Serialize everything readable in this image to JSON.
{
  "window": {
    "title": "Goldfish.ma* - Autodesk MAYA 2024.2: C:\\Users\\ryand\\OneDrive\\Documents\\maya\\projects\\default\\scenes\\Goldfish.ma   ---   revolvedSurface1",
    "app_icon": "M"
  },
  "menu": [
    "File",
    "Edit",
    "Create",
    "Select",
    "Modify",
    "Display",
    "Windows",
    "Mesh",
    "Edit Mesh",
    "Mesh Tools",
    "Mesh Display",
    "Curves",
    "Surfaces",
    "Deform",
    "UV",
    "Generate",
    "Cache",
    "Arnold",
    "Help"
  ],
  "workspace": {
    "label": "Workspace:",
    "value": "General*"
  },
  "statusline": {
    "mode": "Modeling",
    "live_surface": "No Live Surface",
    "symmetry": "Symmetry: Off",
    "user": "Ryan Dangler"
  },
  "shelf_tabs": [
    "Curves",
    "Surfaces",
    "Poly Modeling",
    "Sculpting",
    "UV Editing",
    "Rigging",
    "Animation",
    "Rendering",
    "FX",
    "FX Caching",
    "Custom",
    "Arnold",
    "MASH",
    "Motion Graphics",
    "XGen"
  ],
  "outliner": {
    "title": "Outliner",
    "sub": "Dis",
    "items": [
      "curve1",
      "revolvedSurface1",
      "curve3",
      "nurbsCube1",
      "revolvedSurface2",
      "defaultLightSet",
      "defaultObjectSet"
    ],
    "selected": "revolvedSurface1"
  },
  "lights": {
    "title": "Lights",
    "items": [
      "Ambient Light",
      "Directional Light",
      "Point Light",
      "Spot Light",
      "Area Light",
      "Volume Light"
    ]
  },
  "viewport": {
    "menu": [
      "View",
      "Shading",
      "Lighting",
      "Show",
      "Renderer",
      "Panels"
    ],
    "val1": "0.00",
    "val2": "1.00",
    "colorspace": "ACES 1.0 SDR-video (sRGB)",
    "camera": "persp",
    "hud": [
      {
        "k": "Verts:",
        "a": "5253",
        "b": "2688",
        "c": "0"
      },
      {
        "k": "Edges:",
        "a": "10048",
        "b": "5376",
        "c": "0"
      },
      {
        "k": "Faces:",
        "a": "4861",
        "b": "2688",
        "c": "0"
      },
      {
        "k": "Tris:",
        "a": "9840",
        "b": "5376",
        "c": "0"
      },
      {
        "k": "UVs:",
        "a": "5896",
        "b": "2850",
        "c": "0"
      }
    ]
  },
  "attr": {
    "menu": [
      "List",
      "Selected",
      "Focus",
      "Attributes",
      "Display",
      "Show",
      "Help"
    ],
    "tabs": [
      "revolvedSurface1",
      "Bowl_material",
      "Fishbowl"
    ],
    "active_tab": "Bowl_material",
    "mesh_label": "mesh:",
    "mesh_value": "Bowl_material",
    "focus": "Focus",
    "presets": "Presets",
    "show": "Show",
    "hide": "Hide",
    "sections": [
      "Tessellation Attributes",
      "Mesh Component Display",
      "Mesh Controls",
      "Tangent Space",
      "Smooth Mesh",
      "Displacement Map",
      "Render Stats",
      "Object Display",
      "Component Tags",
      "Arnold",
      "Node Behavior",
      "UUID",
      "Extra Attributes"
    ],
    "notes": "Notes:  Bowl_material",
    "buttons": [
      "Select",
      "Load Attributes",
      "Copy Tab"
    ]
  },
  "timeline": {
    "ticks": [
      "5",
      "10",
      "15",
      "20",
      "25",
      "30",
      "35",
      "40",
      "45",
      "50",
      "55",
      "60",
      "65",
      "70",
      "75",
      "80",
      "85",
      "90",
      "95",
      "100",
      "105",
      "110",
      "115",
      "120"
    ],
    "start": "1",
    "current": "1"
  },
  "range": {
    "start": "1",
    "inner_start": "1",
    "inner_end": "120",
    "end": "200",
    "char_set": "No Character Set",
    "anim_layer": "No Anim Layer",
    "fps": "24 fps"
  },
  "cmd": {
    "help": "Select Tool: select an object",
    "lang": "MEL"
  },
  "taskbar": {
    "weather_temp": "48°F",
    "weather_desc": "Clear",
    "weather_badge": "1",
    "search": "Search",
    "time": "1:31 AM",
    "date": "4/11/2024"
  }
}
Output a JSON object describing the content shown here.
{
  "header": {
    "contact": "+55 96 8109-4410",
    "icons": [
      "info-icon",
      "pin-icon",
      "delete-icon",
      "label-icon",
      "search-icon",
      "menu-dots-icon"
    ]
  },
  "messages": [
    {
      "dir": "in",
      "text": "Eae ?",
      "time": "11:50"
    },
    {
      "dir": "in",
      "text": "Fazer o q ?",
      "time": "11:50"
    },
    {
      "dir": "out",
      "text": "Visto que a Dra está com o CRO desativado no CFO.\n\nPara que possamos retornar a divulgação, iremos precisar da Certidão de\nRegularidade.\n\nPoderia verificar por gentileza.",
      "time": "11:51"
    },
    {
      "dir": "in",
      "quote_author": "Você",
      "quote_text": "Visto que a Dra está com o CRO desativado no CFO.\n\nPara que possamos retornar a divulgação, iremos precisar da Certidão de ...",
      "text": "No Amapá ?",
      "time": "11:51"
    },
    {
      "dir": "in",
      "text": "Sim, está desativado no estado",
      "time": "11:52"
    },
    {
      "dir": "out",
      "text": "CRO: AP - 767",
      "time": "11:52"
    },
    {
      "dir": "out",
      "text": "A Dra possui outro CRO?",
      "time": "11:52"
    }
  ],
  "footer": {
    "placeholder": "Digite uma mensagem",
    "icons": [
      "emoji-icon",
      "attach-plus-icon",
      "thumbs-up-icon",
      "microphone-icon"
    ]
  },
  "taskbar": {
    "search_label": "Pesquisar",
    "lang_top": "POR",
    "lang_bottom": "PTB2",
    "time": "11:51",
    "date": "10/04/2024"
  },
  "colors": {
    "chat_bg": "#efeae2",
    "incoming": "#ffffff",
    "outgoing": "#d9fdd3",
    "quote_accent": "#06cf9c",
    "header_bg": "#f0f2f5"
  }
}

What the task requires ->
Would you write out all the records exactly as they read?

Solution for this problem ->
Serialize everything readable in this image to JSON.
{
  "window": {
    "title": "Goldfish.ma* - Autodesk MAYA 2024.2: C:\\Users\\ryand\\OneDrive\\Documents\\maya\\projects\\default\\scenes\\Goldfish.ma   ---   revolvedSurface1",
    "app_icon": "M"
  },
  "menu": [
    "File",
    "Edit",
    "Create",
    "Select",
    "Modify",
    "Display",
    "Windows",
    "Mesh",
    "Edit Mesh",
    "Mesh Tools",
    "Mesh Display",
    "Curves",
    "Surfaces",
    "Deform",
    "UV",
    "Generate",
    "Cache",
    "Arnold",
    "Help"
  ],
  "workspace": {
    "label": "Workspace:",
    "value": "General*"
  },
  "statusline": {
    "mode": "Modeling",
    "live_surface": "No Live Surface",
    "symmetry": "Symmetry: Off",
    "user": "Ryan Dangler"
  },
  "shelf_tabs": [
    "Curves",
    "Surfaces",
    "Poly Modeling",
    "Sculpting",
    "UV Editing",
    "Rigging",
    "Animation",
    "Rendering",
    "FX",
    "FX Caching",
    "Custom",
    "Arnold",
    "MASH",
    "Motion Graphics",
    "XGen"
  ],
  "outliner": {
    "title": "Outliner",
    "sub": "Dis",
    "items": [
      "curve1",
      "revolvedSurface1",
      "curve3",
      "nurbsCube1",
      "revolvedSurface2",
      "defaultLightSet",
      "defaultObjectSet"
    ],
    "selected": "revolvedSurface1"
  },
  "lights": {
    "title": "Lights",
    "items": [
      "Ambient Light",
      "Directional Light",
      "Point Light",
      "Spot Light",
      "Area Light",
      "Volume Light"
    ]
  },
  "viewport": {
    "menu": [
      "View",
      "Shading",
      "Lighting",
      "Show",
      "Renderer",
      "Panels"
    ],
    "val1": "0.00",
    "val2": "1.00",
    "colorspace": "ACES 1.0 SDR-video (sRGB)",
    "camera": "persp",
    "hud": [
      {
        "k": "Verts:",
        "a": "5253",
        "b": "2688",
        "c": "0"
      },
      {
        "k": "Edges:",
        "a": "10048",
        "b": "5376",
        "c": "0"
      },
      {
        "k": "Faces:",
        "a": "4861",
        "b": "2688",
        "c": "0"
      },
      {
        "k": "Tris:",
        "a": "9840",
        "b": "5376",
        "c": "0"
      },
      {
        "k": "UVs:",
        "a": "5896",
        "b": "2850",
        "c": "0"
      }
    ]
  },
  "attr": {
    "menu": [
      "List",
      "Selected",
      "Focus",
      "Attributes",
      "Display",
      "Show",
      "Help"
    ],
    "tabs": [
      "revolvedSurface1",
      "Bowl_material",
      "Fishbowl"
    ],
    "active_tab": "Bowl_material",
    "mesh_label": "mesh:",
    "mesh_value": "Bowl_material",
    "focus": "Focus",
    "presets": "Presets",
    "show": "Show",
    "hide": "Hide",
    "sections": [
      "Tessellation Attributes",
      "Mesh Component Display",
      "Mesh Controls",
      "Tangent Space",
      "Smooth Mesh",
      "Displacement Map",
      "Render Stats",
      "Object Display",
      "Component Tags",
      "Arnold",
      "Node Behavior",
      "UUID",
      "Extra Attributes"
    ],
    "notes": "Notes:  Bowl_material",
    "buttons": [
      "Select",
      "Load Attributes",
      "Copy Tab"
    ]
  },
  "timeline": {
    "ticks": [
      "5",
      "10",
      "15",
      "20",
      "25",
      "30",
      "35",
      "40",
      "45",
      "50",
      "55",
      "60",
      "65",
      "70",
      "75",
      "80",
      "85",
      "90",
      "95",
      "100",
      "105",
      "110",
      "115",
      "120"
    ],
    "start": "1",
    "current": "1"
  },
  "range": {
    "start": "1",
    "inner_start": "1",
    "inner_end": "120",
    "end": "200",
    "char_set": "No Character Set",
    "anim_layer": "No Anim Layer",
    "fps": "24 fps"
  },
  "cmd": {
    "help": "Select Tool: select an object",
    "lang": "MEL"
  },
  "taskbar": {
    "weather_temp": "48°F",
    "weather_desc": "Clear",
    "weather_badge": "1",
    "search": "Search",
    "time": "1:31 AM",
    "date": "4/11/2024"
  }
}
Output a JSON object describing the content shown here.
{
  "header": {
    "contact": "+55 96 8109-4410",
    "icons": [
      "info-icon",
      "pin-icon",
      "delete-icon",
      "label-icon",
      "search-icon",
      "menu-dots-icon"
    ]
  },
  "messages": [
    {
      "dir": "in",
      "text": "Eae ?",
      "time": "11:50"
    },
    {
      "dir": "in",
      "text": "Fazer o q ?",
      "time": "11:50"
    },
    {
      "dir": "out",
      "text": "Visto que a Dra está com o CRO desativado no CFO.\n\nPara que possamos retornar a divulgação, iremos precisar da Certidão de\nRegularidade.\n\nPoderia verificar por gentileza.",
      "time": "11:51"
    },
    {
      "dir": "in",
      "quote_author": "Você",
      "quote_text": "Visto que a Dra está com o CRO desativado no CFO.\n\nPara que possamos retornar a divulgação, iremos precisar da Certidão de ...",
      "text": "No Amapá ?",
      "time": "11:51"
    },
    {
      "dir": "in",
      "text": "Sim, está desativado no estado",
      "time": "11:52"
    },
    {
      "dir": "out",
      "text": "CRO: AP - 767",
      "time": "11:52"
    },
    {
      "dir": "out",
      "text": "A Dra possui outro CRO?",
      "time": "11:52"
    }
  ],
  "footer": {
    "placeholder": "Digite uma mensagem",
    "icons": [
      "emoji-icon",
      "attach-plus-icon",
      "thumbs-up-icon",
      "microphone-icon"
    ]
  },
  "taskbar": {
    "search_label": "Pesquisar",
    "lang_top": "POR",
    "lang_bottom": "PTB2",
    "time": "11:51",
    "date": "10/04/2024"
  },
  "colors": {
    "chat_bg": "#efeae2",
    "incoming": "#ffffff",
    "outgoing": "#d9fdd3",
    "quote_accent": "#06cf9c",
    "header_bg": "#f0f2f5"
  }
}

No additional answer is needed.